Plan A seeks to maintain economic growth by developing unconventional fossil fuels (tar sands), increased use of “clean” coal and more nuclear power plants. Plan B also seeks to maintain the status quo, believing this is possible with “renewable” energy sources – bio-fuels, wind turbines and solar photovoltaics (PVs). Both require technological breakthroughs or very rapid scaling up of existing technologies. Both are expensive with high technical and ecological risks.
Plan C focuses on ways to dramatically reduce, or “curtail,” our per capita energy consumption by reducing the goods and services we consume. This is in contrast to “conservation” which refers to reducing the energy required to produce and use goods and services. Plan C focuses on solutions for the household sector of the economy – homes, auto transportation and food – which account for two-thirds of the total energy consumed and CO2 generated in the United States. These areas of use are under our direct personal control.
Curtailment and Community
The two main components of Plan C Solutions are Curtailment and Community. Curtailment is the action of reducing our consumption of fossil fuels. Community is the context for a culture where consumption is not the primary value. Community also describes a culture or way of living where relationships are more important than material goods. Since World War II our consumption of fossil fuels has risen dramatically while at the same time the values and benefits we obtained from “community” have declined.

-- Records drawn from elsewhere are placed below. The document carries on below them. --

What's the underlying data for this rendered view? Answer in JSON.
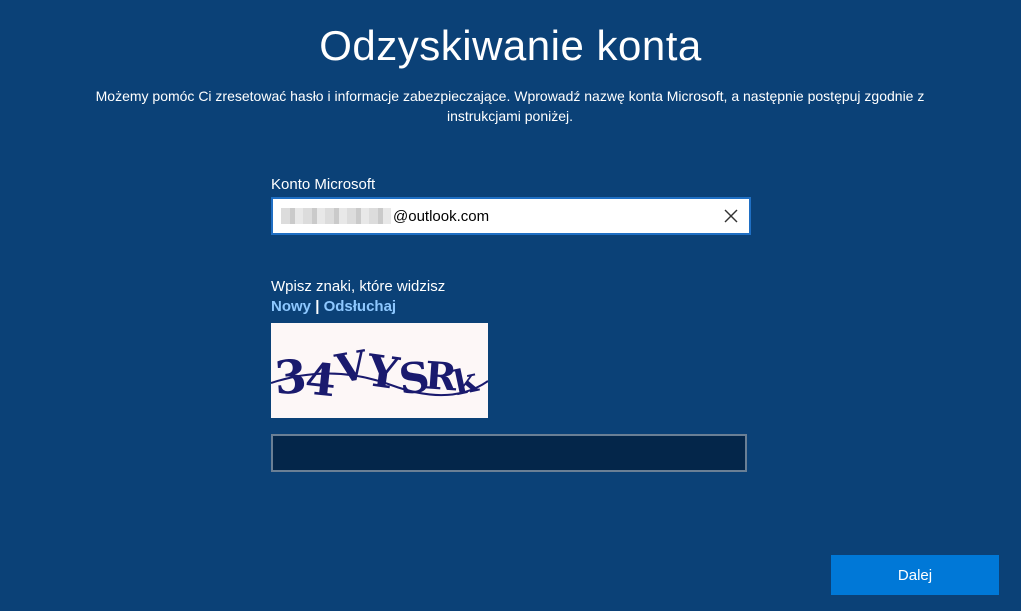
{
  "header": {
    "title": "Odzyskiwanie konta",
    "subtitle": "Możemy pomóc Ci zresetować hasło i informacje zabezpieczające. Wprowadź nazwę konta Microsoft, a następnie postępuj zgodnie z instrukcjami poniżej."
  },
  "account": {
    "label": "Konto Microsoft",
    "value_visible_suffix": "@outlook.com",
    "clear_icon": "close-icon"
  },
  "captcha": {
    "label": "Wpisz znaki, które widzisz",
    "new_link": "Nowy",
    "separator": "|",
    "listen_link": "Odsłuchaj",
    "image_text": "34VYSRk",
    "input_value": ""
  },
  "actions": {
    "next_label": "Dalej"
  },
  "colors": {
    "background": "#0b4177",
    "accent": "#0078d7",
    "link": "#8ec8ff"
  }
}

We are facing massive challenges and there is no guarantee that they can be solved or solved quickly. Thus the C of Plan C also stands for Contingency as in “a contingency plan.” Even though it is possible that some breakthrough technology will suddenly make all our concerns go away, it is unlikely. If we do not take seriously the possibility that oil depletion or climate change will force change upon us, we might not begin looking for other options until it is too late. A contingency plan More…